Posted on Friday, September 25, 2009
Proposals pending in Florida, one of the hardest hit states, reflect the problem at the foundation of our crisis, who should be responsible for bad buying and lending decisions? How should we allocate the risk of bad decisions?
The first proposal addresses deficiency judgements and essentailly would prohibit lenders from obtaining a deficiency judgement when the borrowers property is Homestead. The proposal sites deficiency judgements on Homestead property as being agsinst public policy but I beg to differ. Borrower moral hazard is against public policy. And moral hazard is exactly what is created when borrower know they can take whatever risk they want in buying a homestead property because the worst case is the bank will take the home from them but they will not be responsible for any deficiency. There are already states in the US that use this type of non-recourse theory for Homestead property and these laws have had zero impact on keeping the state foreclosures down during the crisis.

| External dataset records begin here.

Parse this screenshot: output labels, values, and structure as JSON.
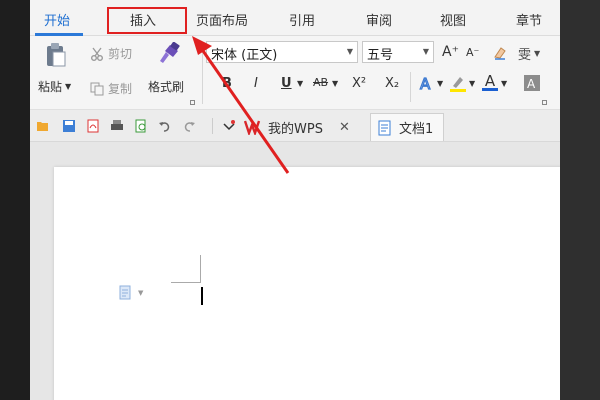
{
  "menu": {
    "tabs": [
      {
        "label": "开始"
      },
      {
        "label": "插入"
      },
      {
        "label": "页面布局"
      },
      {
        "label": "引用"
      },
      {
        "label": "审阅"
      },
      {
        "label": "视图"
      },
      {
        "label": "章节"
      }
    ],
    "active_tab": "开始",
    "highlighted_tab": "插入"
  },
  "ribbon": {
    "paste_label": "粘贴",
    "cut_label": "剪切",
    "copy_label": "复制",
    "format_painter_label": "格式刷",
    "font_name": "宋体 (正文)",
    "font_size": "五号",
    "bold": "B",
    "italic": "I",
    "underline": "U",
    "strike": "AB",
    "superscript": "X²",
    "subscript": "X₂",
    "font_color_letter": "A",
    "grow_font": "A⁺",
    "shrink_font": "A⁻",
    "phonetic_label": "雯"
  },
  "doc_tabs": [
    {
      "label": "我的WPS"
    },
    {
      "label": "文档1"
    }
  ],
  "colors": {
    "active_tab": "#1f6fd1",
    "highlight_box": "#e02020",
    "arrow": "#e02020",
    "wps_logo": "#d9262a"
  }
}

In fact California, another top foreclosure state, has such a law! The proposal would also give judges discretion in whether to allow deficiency judgments in other cases. The idea that a judge is the best person able to make a decision like this is not sitting well with me. I can see a plethora of abuse here. Imagine a case where the borrower has plenty of money but the bank nonetheless has to eat the loss because the property happens to be Homestead. What about the guy with no money but whose foreclosure happens to be on a rental property he owns and conseqeuntly gets no protection from a deficiency judgment for? Lets be clear, this is a loss that eventually will be shared by all of us in the form of tighter lending standards and higher borrowing costs. I say lets the folks who default on their loans, Homestead or not, pay their own costs, not the rest of us. If the same guy makes a ton of money when he sells his Homestead he gets to keep the profit so essentially this proposal has banks taking the hit but not sharing in any upside. Even without this proposed new law, a borrower with a deficiency judgement from a Homestead foreclosure who really cant afford to pay it can seek bankruptcy protection, s system that has worked sufficiently. The bottom line? Limiting deficiency judgments on Homestead mortgage foreclosures is a bad idea.